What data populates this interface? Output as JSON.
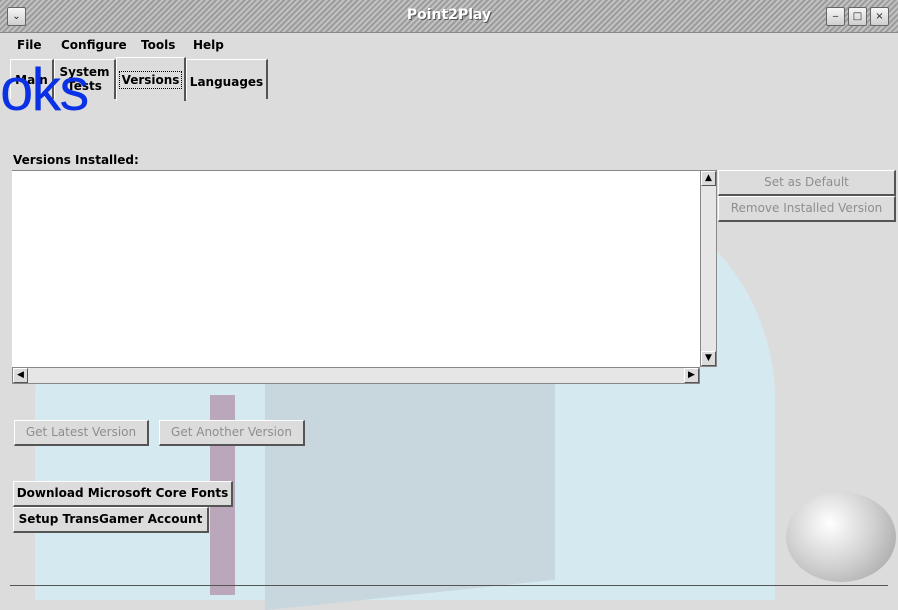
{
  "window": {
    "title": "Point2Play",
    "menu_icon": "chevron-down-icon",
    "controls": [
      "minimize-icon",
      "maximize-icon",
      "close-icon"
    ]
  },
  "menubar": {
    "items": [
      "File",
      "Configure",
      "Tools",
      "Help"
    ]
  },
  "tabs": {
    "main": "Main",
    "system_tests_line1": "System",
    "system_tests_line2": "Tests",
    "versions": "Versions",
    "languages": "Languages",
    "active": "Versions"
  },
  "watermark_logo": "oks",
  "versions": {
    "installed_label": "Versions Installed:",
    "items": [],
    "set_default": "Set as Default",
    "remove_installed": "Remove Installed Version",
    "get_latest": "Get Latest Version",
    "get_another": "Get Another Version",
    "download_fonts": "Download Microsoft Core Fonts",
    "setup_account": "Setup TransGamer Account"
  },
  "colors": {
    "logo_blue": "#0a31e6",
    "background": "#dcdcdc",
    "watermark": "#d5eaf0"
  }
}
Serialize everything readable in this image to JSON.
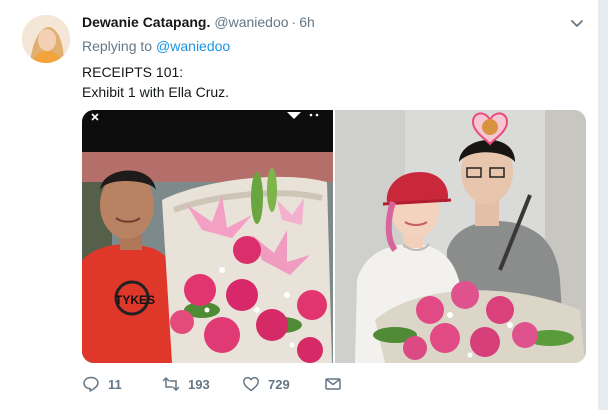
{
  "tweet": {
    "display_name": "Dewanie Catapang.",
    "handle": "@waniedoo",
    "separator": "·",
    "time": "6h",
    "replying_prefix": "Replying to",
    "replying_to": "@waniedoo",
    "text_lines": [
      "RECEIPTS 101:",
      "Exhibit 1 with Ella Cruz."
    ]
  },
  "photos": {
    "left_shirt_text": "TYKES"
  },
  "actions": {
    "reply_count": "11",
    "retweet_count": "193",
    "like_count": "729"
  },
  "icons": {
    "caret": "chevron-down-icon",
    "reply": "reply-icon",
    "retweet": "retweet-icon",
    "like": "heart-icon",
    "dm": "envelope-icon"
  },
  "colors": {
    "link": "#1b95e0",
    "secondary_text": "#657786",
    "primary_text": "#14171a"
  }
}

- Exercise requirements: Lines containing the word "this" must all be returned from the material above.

- Your solution:
What data populates this interface? Output as JSON.
Serialize everything readable in this image to JSON.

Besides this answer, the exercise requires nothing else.